ABOUT THIS TASK |
Scan the records below for the string "time" and return every line where it appears.

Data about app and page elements
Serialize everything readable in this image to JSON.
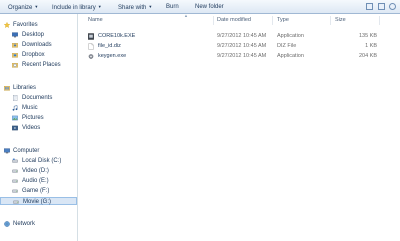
{
  "toolbar": {
    "organize": "Organize",
    "include_in_library": "Include in library",
    "share_with": "Share with",
    "burn": "Burn",
    "new_folder": "New folder"
  },
  "nav": {
    "favorites": {
      "label": "Favorites",
      "items": [
        "Desktop",
        "Downloads",
        "Dropbox",
        "Recent Places"
      ]
    },
    "libraries": {
      "label": "Libraries",
      "items": [
        "Documents",
        "Music",
        "Pictures",
        "Videos"
      ]
    },
    "computer": {
      "label": "Computer",
      "items": [
        "Local Disk (C:)",
        "Video (D:)",
        "Audio (E:)",
        "Game (F:)",
        "Movie (G:)"
      ],
      "selected_index": 4
    },
    "network": {
      "label": "Network"
    }
  },
  "list": {
    "columns": [
      "Name",
      "Date modified",
      "Type",
      "Size"
    ],
    "files": [
      {
        "name": "CORE10k.EXE",
        "date": "9/27/2012 10:45 AM",
        "type": "Application",
        "size": "135 KB",
        "icon": "exe-icon"
      },
      {
        "name": "file_id.diz",
        "date": "9/27/2012 10:45 AM",
        "type": "DIZ File",
        "size": "1 KB",
        "icon": "document-icon"
      },
      {
        "name": "keygen.exe",
        "date": "9/27/2012 10:45 AM",
        "type": "Application",
        "size": "204 KB",
        "icon": "gear-icon"
      }
    ]
  }
}
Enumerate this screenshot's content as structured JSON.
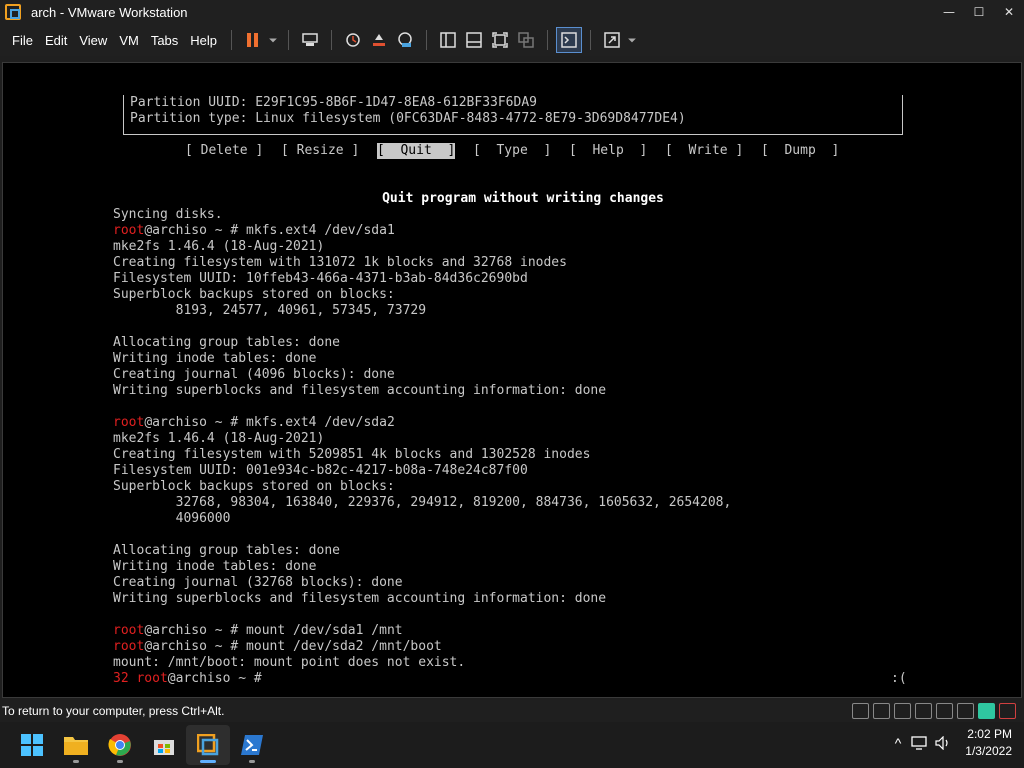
{
  "window": {
    "title": "arch - VMware Workstation",
    "minimize": "—",
    "maximize": "☐",
    "close": "✕"
  },
  "menu": {
    "file": "File",
    "edit": "Edit",
    "view": "View",
    "vm": "VM",
    "tabs": "Tabs",
    "help": "Help"
  },
  "tab": {
    "label": "arch",
    "close": "✕"
  },
  "console": {
    "partition_uuid": "Partition UUID: E29F1C95-8B6F-1D47-8EA8-612BF33F6DA9",
    "partition_type": "Partition type: Linux filesystem (0FC63DAF-8483-4772-8E79-3D69D8477DE4)",
    "actions": [
      "[ Delete ]",
      "[ Resize ]",
      "[  Quit  ]",
      "[  Type  ]",
      "[  Help  ]",
      "[  Write ]",
      "[  Dump  ]"
    ],
    "hint": "Quit program without writing changes",
    "lines": [
      {
        "prompt": "",
        "text": "Syncing disks."
      },
      {
        "prompt": "root",
        "text": "@archiso ~ # mkfs.ext4 /dev/sda1"
      },
      {
        "prompt": "",
        "text": "mke2fs 1.46.4 (18-Aug-2021)"
      },
      {
        "prompt": "",
        "text": "Creating filesystem with 131072 1k blocks and 32768 inodes"
      },
      {
        "prompt": "",
        "text": "Filesystem UUID: 10ffeb43-466a-4371-b3ab-84d36c2690bd"
      },
      {
        "prompt": "",
        "text": "Superblock backups stored on blocks:"
      },
      {
        "prompt": "",
        "text": "        8193, 24577, 40961, 57345, 73729"
      },
      {
        "prompt": "",
        "text": ""
      },
      {
        "prompt": "",
        "text": "Allocating group tables: done"
      },
      {
        "prompt": "",
        "text": "Writing inode tables: done"
      },
      {
        "prompt": "",
        "text": "Creating journal (4096 blocks): done"
      },
      {
        "prompt": "",
        "text": "Writing superblocks and filesystem accounting information: done"
      },
      {
        "prompt": "",
        "text": ""
      },
      {
        "prompt": "root",
        "text": "@archiso ~ # mkfs.ext4 /dev/sda2"
      },
      {
        "prompt": "",
        "text": "mke2fs 1.46.4 (18-Aug-2021)"
      },
      {
        "prompt": "",
        "text": "Creating filesystem with 5209851 4k blocks and 1302528 inodes"
      },
      {
        "prompt": "",
        "text": "Filesystem UUID: 001e934c-b82c-4217-b08a-748e24c87f00"
      },
      {
        "prompt": "",
        "text": "Superblock backups stored on blocks:"
      },
      {
        "prompt": "",
        "text": "        32768, 98304, 163840, 229376, 294912, 819200, 884736, 1605632, 2654208,"
      },
      {
        "prompt": "",
        "text": "        4096000"
      },
      {
        "prompt": "",
        "text": ""
      },
      {
        "prompt": "",
        "text": "Allocating group tables: done"
      },
      {
        "prompt": "",
        "text": "Writing inode tables: done"
      },
      {
        "prompt": "",
        "text": "Creating journal (32768 blocks): done"
      },
      {
        "prompt": "",
        "text": "Writing superblocks and filesystem accounting information: done"
      },
      {
        "prompt": "",
        "text": ""
      },
      {
        "prompt": "root",
        "text": "@archiso ~ # mount /dev/sda1 /mnt"
      },
      {
        "prompt": "root",
        "text": "@archiso ~ # mount /dev/sda2 /mnt/boot"
      },
      {
        "prompt": "",
        "text": "mount: /mnt/boot: mount point does not exist."
      },
      {
        "prompt": "32 root",
        "text": "@archiso ~ #"
      }
    ],
    "face": ":("
  },
  "status": {
    "message": "To return to your computer, press Ctrl+Alt."
  },
  "taskbar": {
    "time": "2:02 PM",
    "date": "1/3/2022",
    "tray_chevron": "^"
  }
}
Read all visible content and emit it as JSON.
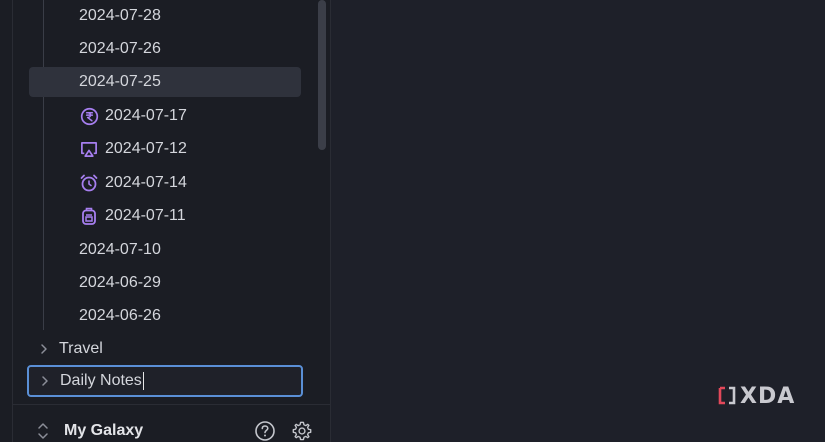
{
  "sidebar": {
    "items": [
      {
        "label": "2024-07-28",
        "icon": null,
        "selected": false
      },
      {
        "label": "2024-07-26",
        "icon": null,
        "selected": false
      },
      {
        "label": "2024-07-25",
        "icon": null,
        "selected": true
      },
      {
        "label": "2024-07-17",
        "icon": "rupee-coin-icon",
        "selected": false
      },
      {
        "label": "2024-07-12",
        "icon": "screen-cast-icon",
        "selected": false
      },
      {
        "label": "2024-07-14",
        "icon": "alarm-clock-icon",
        "selected": false
      },
      {
        "label": "2024-07-11",
        "icon": "backpack-icon",
        "selected": false
      },
      {
        "label": "2024-07-10",
        "icon": null,
        "selected": false
      },
      {
        "label": "2024-06-29",
        "icon": null,
        "selected": false
      },
      {
        "label": "2024-06-26",
        "icon": null,
        "selected": false
      }
    ],
    "folders": [
      {
        "label": "Travel",
        "renaming": false
      },
      {
        "label": "Daily Notes",
        "renaming": true
      }
    ]
  },
  "footer": {
    "vault_name": "My Galaxy",
    "help_icon": "help-circle-icon",
    "settings_icon": "gear-icon"
  },
  "watermark": {
    "text": "XDA"
  },
  "colors": {
    "background": "#1e2029",
    "sidebar": "#1b1d24",
    "selected_row": "#2f323c",
    "icon_accent": "#a77ff0",
    "rename_border": "#5a8fd6",
    "watermark_accent": "#e2485a"
  }
}
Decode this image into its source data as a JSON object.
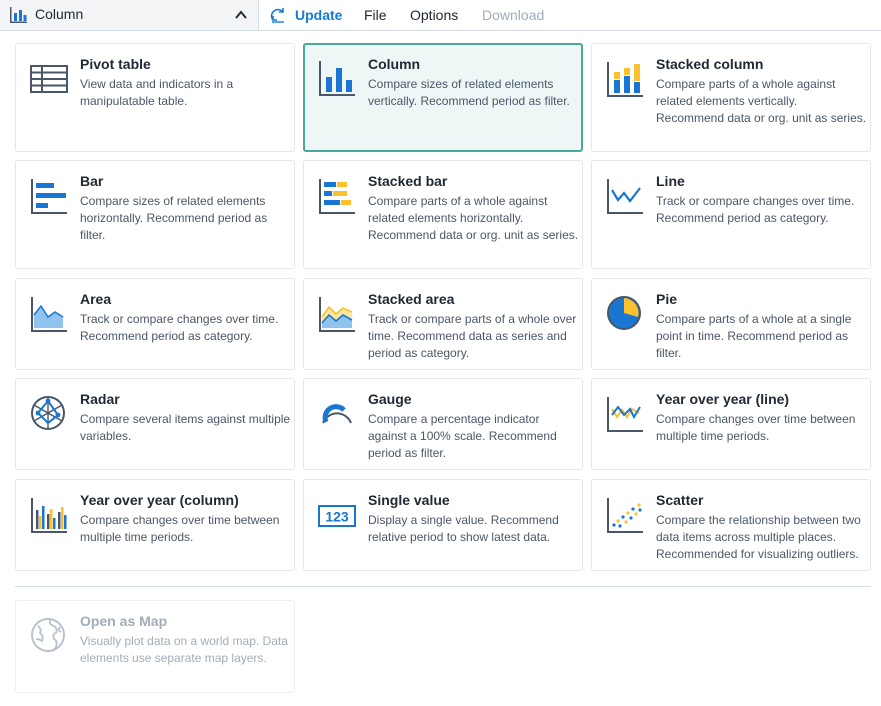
{
  "topbar": {
    "selected_type": "Column",
    "update_label": "Update",
    "file_label": "File",
    "options_label": "Options",
    "download_label": "Download"
  },
  "colors": {
    "accent": "#147cd7",
    "icon_blue": "#1976d2",
    "icon_yellow": "#fbc02d",
    "icon_dark": "#4a5768",
    "selected_border": "#48a999",
    "selected_bg": "#eef7f6"
  },
  "cards": [
    {
      "title": "Pivot table",
      "desc": "View data and indicators in a manipulatable table.",
      "icon": "pivot-table-icon"
    },
    {
      "title": "Column",
      "desc": "Compare sizes of related elements vertically. Recommend period as filter.",
      "icon": "column-chart-icon",
      "selected": true
    },
    {
      "title": "Stacked column",
      "desc": "Compare parts of a whole against related elements vertically. Recommend data or org. unit as series.",
      "icon": "stacked-column-icon"
    },
    {
      "title": "Bar",
      "desc": "Compare sizes of related elements horizontally. Recommend period as filter.",
      "icon": "bar-chart-icon"
    },
    {
      "title": "Stacked bar",
      "desc": "Compare parts of a whole against related elements horizontally. Recommend data or org. unit as series.",
      "icon": "stacked-bar-icon"
    },
    {
      "title": "Line",
      "desc": "Track or compare changes over time. Recommend period as category.",
      "icon": "line-chart-icon"
    },
    {
      "title": "Area",
      "desc": "Track or compare changes over time. Recommend period as category.",
      "icon": "area-chart-icon"
    },
    {
      "title": "Stacked area",
      "desc": "Track or compare parts of a whole over time. Recommend data as series and period as category.",
      "icon": "stacked-area-icon"
    },
    {
      "title": "Pie",
      "desc": "Compare parts of a whole at a single point in time. Recommend period as filter.",
      "icon": "pie-chart-icon"
    },
    {
      "title": "Radar",
      "desc": "Compare several items against multiple variables.",
      "icon": "radar-chart-icon"
    },
    {
      "title": "Gauge",
      "desc": "Compare a percentage indicator against a 100% scale. Recommend period as filter.",
      "icon": "gauge-icon"
    },
    {
      "title": "Year over year (line)",
      "desc": "Compare changes over time between multiple time periods.",
      "icon": "year-over-year-line-icon"
    },
    {
      "title": "Year over year (column)",
      "desc": "Compare changes over time between multiple time periods.",
      "icon": "year-over-year-column-icon"
    },
    {
      "title": "Single value",
      "desc": "Display a single value. Recommend relative period to show latest data.",
      "icon": "single-value-icon",
      "icon_text": "123"
    },
    {
      "title": "Scatter",
      "desc": "Compare the relationship between two data items across multiple places. Recommended for visualizing outliers.",
      "icon": "scatter-chart-icon"
    },
    {
      "title": "Open as Map",
      "desc": "Visually plot data on a world map. Data elements use separate map layers.",
      "icon": "globe-map-icon",
      "disabled": true
    }
  ]
}
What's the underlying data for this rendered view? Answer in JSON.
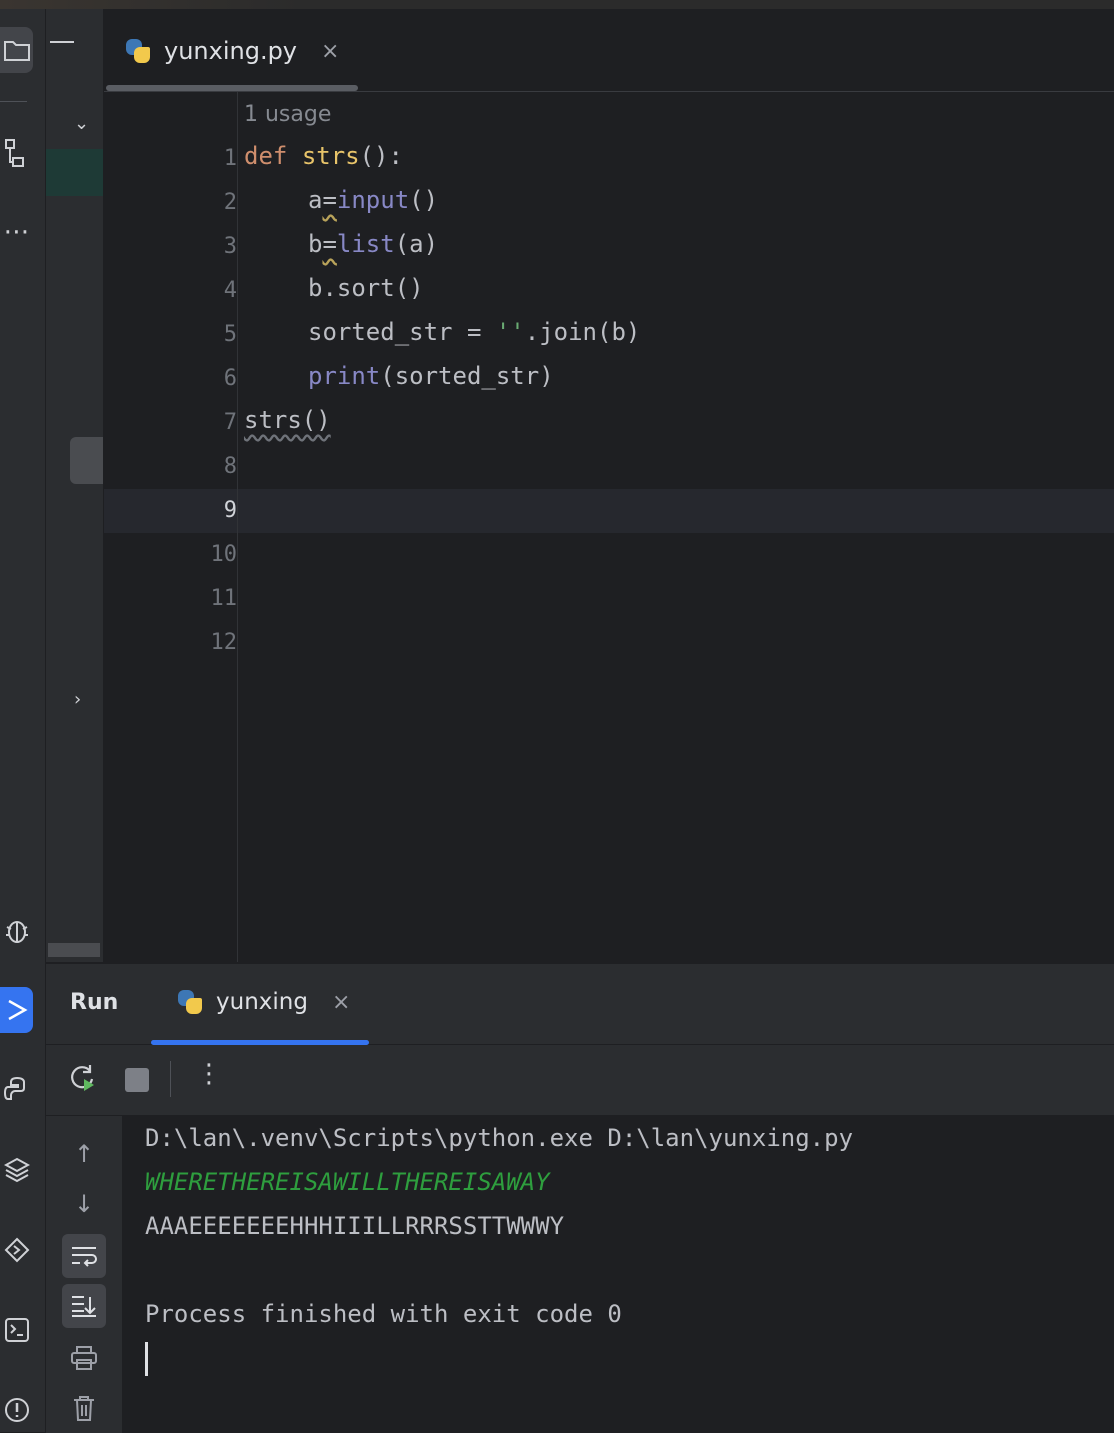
{
  "editor": {
    "tab_title": "yunxing.py",
    "tab_close": "×",
    "usage_hint": "1 usage",
    "line_numbers": [
      "1",
      "2",
      "3",
      "4",
      "5",
      "6",
      "7",
      "8",
      "9",
      "10",
      "11",
      "12"
    ],
    "current_line": "9"
  },
  "code": {
    "l1_kw": "def",
    "l1_name": "strs",
    "l1_rest": "():",
    "l2_a": "a",
    "l2_eq": "=",
    "l2_fn": "input",
    "l2_rest": "()",
    "l3_a": "b",
    "l3_eq": "=",
    "l3_fn": "list",
    "l3_rest": "(a)",
    "l4": "b.sort()",
    "l5_a": "sorted_str = ",
    "l5_str": "''",
    "l5_rest": ".join(b)",
    "l6_fn": "print",
    "l6_rest": "(sorted_str)",
    "l7": "strs()"
  },
  "run": {
    "panel_label": "Run",
    "tab_title": "yunxing",
    "tab_close": "×",
    "console": {
      "command": "D:\\lan\\.venv\\Scripts\\python.exe D:\\lan\\yunxing.py",
      "input": "WHERETHEREISAWILLTHEREISAWAY",
      "output": "AAAEEEEEEEHHHIIILLRRRSSTTWWWY",
      "exit": "Process finished with exit code 0"
    }
  },
  "icons": {
    "project": "folder-icon",
    "structure": "structure-icon",
    "more": "more-icon",
    "debug": "bug-icon",
    "run": "run-icon",
    "python_console": "python-console-icon",
    "layers": "layers-icon",
    "services": "services-icon",
    "terminal": "terminal-icon",
    "problems": "problems-icon",
    "rerun": "rerun-icon",
    "stop": "stop-icon",
    "options": "kebab-icon"
  },
  "colors": {
    "accent": "#3574f0",
    "keyword": "#cf8e6d",
    "builtin": "#8888c6",
    "string": "#6aab73",
    "console_input": "#2e9e3e"
  }
}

TASK SOLUTION |
    "time": "2:02 PM",
      "desc": "Track or compare changes over time. Recommend period as category.",
      "desc": "Track or compare changes over time. Recommend period as category.",
      "desc": "Track or compare parts of a whole over time. Recommend data as series and period as category.",
      "desc": "Compare parts of a whole at a single point in time. Recommend period as filter.",
      "desc": "Compare changes over time between multiple time periods.",
      "desc": "Compare changes over time between multiple time periods.",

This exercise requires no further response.